At home, in London, I study Geography at King’s College London. During my time in Shanghai, I took classes in public speaking and social sciences, including a very interesting module on American politics. The teaching style was different to what I had grown used to in my home institution, but the fast paced independent style is something that thoroughly enjoyed. I found that the students within my classes thrived off of the motivation and enthusiasm of their classmates; an attitude that definitely helped to foster a sense of belonging amongst the student body. I was, at first, a little sceptical about being so far from home, in a place so different to anywhere I had been before; although I was excited about delving into Chinese culture, language and history, I was also hesitant about how things would go. On reflection, I know for certain that the warm welcoming I received from my classmates, and friends I made in China, and how at home they made me feel, were very influential in helping me transition into everyday life in Shanghai. Moreover, their hospitality, kindness and willingness to share their culture and interest in mine is something that has made a lasting impression on me.
2. Cultural differences
I landed in China with my smartphone in hand, fully equipped with a translation app and useful Chinese phrases. I knew language would be a struggle, with no knowledge of Chinese and appreciating that I probably wouldn’t master the language in a month, I instead made an extra effort to learn the essentials and relied on my fluent Chinese speaking friends for the rest! Their language competency became most useful in restaurants, where I would have sat for hours trying to decipher the menus otherwise! Chinese food in China is very different to what is on offer in the UK and this is something that, although I was aware of before I arrived, I hadn’t realised the extent to which this was true. If you have any dietary or allergies I would advise being a little cautious whilst eating out and about, but generally the vast array of food on offer in China means that every meal time is an adventure!

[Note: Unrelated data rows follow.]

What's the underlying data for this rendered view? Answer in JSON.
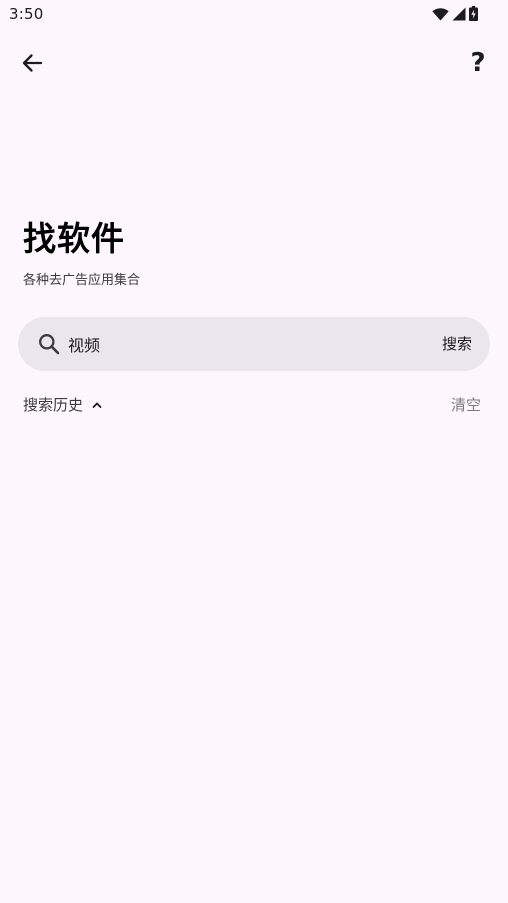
{
  "status_bar": {
    "time": "3:50",
    "icons": [
      "wifi-icon",
      "signal-icon",
      "battery-charging-icon"
    ]
  },
  "top_bar": {
    "back_icon": "arrow-left-icon",
    "help_label": "?"
  },
  "header": {
    "title": "找软件",
    "subtitle": "各种去广告应用集合"
  },
  "search": {
    "value": "视频",
    "button_label": "搜索",
    "icon": "search-icon"
  },
  "history": {
    "label": "搜索历史",
    "toggle_icon": "chevron-up-icon",
    "clear_label": "清空"
  },
  "colors": {
    "background": "#fdf7fd",
    "search_fill": "#ebe6ee",
    "text_primary": "#1c1b1f",
    "text_muted": "#7c7a80"
  }
}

Whilst a student in Shanghai, my typical day included attending classes, figuring out the metro service, eating and socialising. My teachers were really friendly and engaging, organising social events and excursions to develop on what we had been learning in class even more. The campuses at Shanghai Jiao Tong University are immense in size, I would often travel between different campuses using the designated school bus, but I also found the metro easy to use and great if I needed to get somewhere quickly. Facilities on campus were also very impressive! I often met up with other students and played bowling at the onsite bowling alley, or cycled around the beautiful greenery that is often forgotten about in cosmopolitan Shanghai. There was always something to do and this made me feel like I really did make the most out of my time in China. In addition to this, my class schedule meant that I was able to travel out of Shanghai on the weekends; visiting Beijing, Wuzhen and the Yellow Mountains, all incredible visits that helped me appreciate China’s many different landscapes.
4. Go for it!
The opportunity to study abroad is most likely one of the greatest opportunities you will have. Ever. It not only teaches you transferrable skills and the ability to adapt to different learning styles and assessment, it also meant that I was able to learn so much about myself, grow in independence and confidence, as well as thrive in a completely foreign surrounding. I know that my experience of studying abroad has meant that I am not only a more competent and open-minded student and Geographer, but I am global citizen with a broader perspective; I have my time in Shanghai, China, to thank for that.
If you would like to comment, please login or register.